As of Dec. 31, 2014, pledges to the Ebola outbreak reached at least $2.89 billion, yet only around two-thirds ($1.9 billion) has actually reached affected countries, finds a report published by The BMJ this week.
"These delays in disbursements of funding "may have contributed to spread of the virus and could have increased the financial needs," argues author Karen Grépin, Assistant Professor of global health policy at New York University.
Using international donations captured by the UN Office for the Coordination of Humanitarian Affairs' (OCHA) financial tracking system, she examined the level and speed of pledges made to the Ebola epidemic and how they aligned with evolving estimates of funds required to bring the epidemic under control.
On 23 March 2014, Guinea's Ministry of Health notified the World Health Organization (WHO) of a "rapidly evolving outbreak" of Ebola virus disease in the south eastern part of its country. Within a week of the notification, WHO sent an initial donation of protective equipment and other medical supplies to Guinea.

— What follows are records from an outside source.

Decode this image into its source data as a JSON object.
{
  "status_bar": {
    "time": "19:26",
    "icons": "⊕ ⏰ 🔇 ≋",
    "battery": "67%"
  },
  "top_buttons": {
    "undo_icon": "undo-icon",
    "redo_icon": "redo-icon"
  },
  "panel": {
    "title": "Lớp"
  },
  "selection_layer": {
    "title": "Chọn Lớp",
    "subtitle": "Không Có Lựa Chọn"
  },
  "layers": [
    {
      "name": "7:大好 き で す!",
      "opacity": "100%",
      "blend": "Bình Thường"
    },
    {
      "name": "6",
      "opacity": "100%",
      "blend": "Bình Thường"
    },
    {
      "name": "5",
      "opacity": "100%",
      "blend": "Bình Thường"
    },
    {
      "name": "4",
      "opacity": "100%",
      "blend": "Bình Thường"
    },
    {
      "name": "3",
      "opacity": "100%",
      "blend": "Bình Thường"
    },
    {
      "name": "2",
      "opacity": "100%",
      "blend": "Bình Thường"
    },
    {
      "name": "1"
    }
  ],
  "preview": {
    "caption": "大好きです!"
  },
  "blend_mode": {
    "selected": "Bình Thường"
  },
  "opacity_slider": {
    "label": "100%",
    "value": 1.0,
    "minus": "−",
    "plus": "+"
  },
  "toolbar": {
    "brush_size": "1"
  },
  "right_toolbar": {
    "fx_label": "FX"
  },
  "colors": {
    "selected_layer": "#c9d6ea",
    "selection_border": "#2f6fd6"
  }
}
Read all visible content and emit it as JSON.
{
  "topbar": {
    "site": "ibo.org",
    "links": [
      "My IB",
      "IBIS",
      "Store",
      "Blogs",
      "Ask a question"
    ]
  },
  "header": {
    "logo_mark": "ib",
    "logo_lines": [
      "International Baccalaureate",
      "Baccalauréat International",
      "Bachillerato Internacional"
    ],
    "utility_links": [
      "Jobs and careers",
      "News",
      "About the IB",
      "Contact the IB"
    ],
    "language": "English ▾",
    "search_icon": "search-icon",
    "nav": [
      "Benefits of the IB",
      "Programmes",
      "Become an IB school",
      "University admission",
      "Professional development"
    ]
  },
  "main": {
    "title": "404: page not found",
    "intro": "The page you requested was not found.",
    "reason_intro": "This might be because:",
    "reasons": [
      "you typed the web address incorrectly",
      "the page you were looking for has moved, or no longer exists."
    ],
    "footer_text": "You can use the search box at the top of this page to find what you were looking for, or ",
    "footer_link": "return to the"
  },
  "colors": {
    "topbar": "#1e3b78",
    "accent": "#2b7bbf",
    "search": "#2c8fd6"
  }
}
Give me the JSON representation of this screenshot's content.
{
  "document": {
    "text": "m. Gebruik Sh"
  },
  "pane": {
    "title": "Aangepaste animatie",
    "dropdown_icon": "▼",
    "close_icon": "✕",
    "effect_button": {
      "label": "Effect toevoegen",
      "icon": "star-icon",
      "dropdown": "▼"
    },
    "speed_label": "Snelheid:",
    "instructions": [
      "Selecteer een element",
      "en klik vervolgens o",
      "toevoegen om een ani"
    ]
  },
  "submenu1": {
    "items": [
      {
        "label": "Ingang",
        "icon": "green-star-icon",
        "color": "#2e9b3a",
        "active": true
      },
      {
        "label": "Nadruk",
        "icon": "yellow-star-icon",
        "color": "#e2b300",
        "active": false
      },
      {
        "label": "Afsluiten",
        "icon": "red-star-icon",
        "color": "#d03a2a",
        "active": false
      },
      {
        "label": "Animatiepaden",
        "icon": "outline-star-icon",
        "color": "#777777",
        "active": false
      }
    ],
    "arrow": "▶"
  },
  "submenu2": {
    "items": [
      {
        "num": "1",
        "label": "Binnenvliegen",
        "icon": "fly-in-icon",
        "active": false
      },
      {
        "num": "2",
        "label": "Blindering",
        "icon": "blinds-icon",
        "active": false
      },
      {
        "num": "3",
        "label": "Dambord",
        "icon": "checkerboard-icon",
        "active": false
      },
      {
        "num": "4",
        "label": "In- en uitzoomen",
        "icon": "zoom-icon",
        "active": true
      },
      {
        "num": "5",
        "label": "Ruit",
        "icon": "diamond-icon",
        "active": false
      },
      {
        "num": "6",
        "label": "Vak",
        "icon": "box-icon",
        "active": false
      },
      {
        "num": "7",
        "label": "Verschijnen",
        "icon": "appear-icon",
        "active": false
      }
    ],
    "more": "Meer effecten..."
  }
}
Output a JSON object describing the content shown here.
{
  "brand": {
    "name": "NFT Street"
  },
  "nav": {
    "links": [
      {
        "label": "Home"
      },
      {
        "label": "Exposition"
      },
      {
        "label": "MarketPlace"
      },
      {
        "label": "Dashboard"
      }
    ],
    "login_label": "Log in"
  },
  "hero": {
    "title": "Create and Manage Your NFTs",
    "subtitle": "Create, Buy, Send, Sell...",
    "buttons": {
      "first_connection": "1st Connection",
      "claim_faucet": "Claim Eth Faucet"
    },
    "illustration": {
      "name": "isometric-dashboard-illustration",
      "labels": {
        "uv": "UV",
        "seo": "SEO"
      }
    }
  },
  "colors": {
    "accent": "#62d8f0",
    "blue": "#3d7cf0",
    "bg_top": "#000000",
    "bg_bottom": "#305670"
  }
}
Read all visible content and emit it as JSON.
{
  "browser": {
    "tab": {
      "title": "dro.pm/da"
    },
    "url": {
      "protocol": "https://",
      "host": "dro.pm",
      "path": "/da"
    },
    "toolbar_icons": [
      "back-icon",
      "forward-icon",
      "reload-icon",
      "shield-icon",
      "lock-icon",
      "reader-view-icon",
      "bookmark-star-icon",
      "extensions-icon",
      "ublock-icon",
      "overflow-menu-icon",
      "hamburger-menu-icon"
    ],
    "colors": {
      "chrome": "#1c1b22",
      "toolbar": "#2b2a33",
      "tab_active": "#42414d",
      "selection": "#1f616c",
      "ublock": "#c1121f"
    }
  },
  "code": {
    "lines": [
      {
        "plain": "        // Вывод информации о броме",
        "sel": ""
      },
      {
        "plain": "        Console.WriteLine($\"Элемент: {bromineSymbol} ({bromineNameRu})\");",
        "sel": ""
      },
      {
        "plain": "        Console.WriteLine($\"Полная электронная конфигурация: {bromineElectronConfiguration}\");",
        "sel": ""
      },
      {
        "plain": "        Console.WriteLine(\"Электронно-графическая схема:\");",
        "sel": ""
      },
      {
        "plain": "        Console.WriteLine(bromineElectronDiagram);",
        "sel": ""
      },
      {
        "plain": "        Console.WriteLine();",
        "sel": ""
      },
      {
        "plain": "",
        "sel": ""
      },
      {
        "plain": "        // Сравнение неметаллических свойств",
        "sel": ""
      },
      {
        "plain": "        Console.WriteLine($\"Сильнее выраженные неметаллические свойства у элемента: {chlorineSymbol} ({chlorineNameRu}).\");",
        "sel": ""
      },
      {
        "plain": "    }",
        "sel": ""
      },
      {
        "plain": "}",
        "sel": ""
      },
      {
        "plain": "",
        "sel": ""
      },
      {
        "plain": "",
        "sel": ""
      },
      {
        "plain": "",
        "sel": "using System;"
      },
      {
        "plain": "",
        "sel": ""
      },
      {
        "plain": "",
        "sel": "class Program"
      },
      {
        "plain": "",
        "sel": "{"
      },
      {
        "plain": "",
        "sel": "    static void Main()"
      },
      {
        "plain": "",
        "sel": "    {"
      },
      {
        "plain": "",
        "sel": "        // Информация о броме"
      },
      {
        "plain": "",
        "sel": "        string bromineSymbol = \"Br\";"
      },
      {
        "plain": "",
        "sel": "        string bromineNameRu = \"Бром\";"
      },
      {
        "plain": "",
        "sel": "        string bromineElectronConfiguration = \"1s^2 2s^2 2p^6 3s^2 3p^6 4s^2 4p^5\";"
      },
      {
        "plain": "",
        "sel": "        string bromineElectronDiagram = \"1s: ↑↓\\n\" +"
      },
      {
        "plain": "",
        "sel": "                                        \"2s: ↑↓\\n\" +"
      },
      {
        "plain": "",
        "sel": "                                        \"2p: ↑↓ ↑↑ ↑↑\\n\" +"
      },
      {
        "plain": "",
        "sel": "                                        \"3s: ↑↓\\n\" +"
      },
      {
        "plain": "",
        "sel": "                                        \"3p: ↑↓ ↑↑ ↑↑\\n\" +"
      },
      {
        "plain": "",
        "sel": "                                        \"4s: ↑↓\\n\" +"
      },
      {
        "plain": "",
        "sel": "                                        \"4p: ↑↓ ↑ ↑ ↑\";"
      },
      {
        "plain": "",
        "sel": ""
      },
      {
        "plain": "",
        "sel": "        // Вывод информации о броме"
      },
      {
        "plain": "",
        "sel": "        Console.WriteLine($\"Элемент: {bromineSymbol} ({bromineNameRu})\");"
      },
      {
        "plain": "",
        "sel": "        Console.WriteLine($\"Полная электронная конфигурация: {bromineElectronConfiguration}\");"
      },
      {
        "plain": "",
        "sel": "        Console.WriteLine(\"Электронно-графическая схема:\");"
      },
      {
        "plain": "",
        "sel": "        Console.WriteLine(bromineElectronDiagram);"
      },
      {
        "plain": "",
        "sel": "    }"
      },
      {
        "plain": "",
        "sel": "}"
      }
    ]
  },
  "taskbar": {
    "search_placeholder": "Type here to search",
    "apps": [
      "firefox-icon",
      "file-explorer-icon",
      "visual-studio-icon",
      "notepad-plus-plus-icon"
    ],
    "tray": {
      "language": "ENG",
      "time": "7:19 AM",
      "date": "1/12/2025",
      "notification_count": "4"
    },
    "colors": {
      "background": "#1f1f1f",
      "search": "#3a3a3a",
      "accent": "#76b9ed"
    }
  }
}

However, the first major appeal to the international community for funding did not happen until August, when WHO, along with the presidents of Liberia, Sierra Leone, and Guinea, called on international donors to provide $71m to support the control of the outbreak.
On 16 September 2014, roughly six months after the start of the epidemic, the UN estimated that nearly $1bn in humanitarian assistance. By mid-November, the official request for funding was estimated at $1.5bn.
"Clearly, international leaders have found it challenging to estimate the financial requirements to tackle this rapidly spreading outbreak," says Grépin. "The problem has not been the generosity of donors but that the resources have not been deployed rapidly enough."
The data do not allow the speed of disbursements to be compared with that for other humanitarian crises, she explains, "but they do suggest that we need a mechanism to enable more rapid disbursement of funds to fight public health threats such as Ebola, such as a dedicated fund that could be rapidly deployed for any emergency."
"Monitoring and tracking donor responses to the epidemic, and how the money was spent, is important to improve our response to future public health threats," she adds. "Learning from this experience will help us to understand what worked and what did not in this epidemic and will also help us better assess funding needs in the future."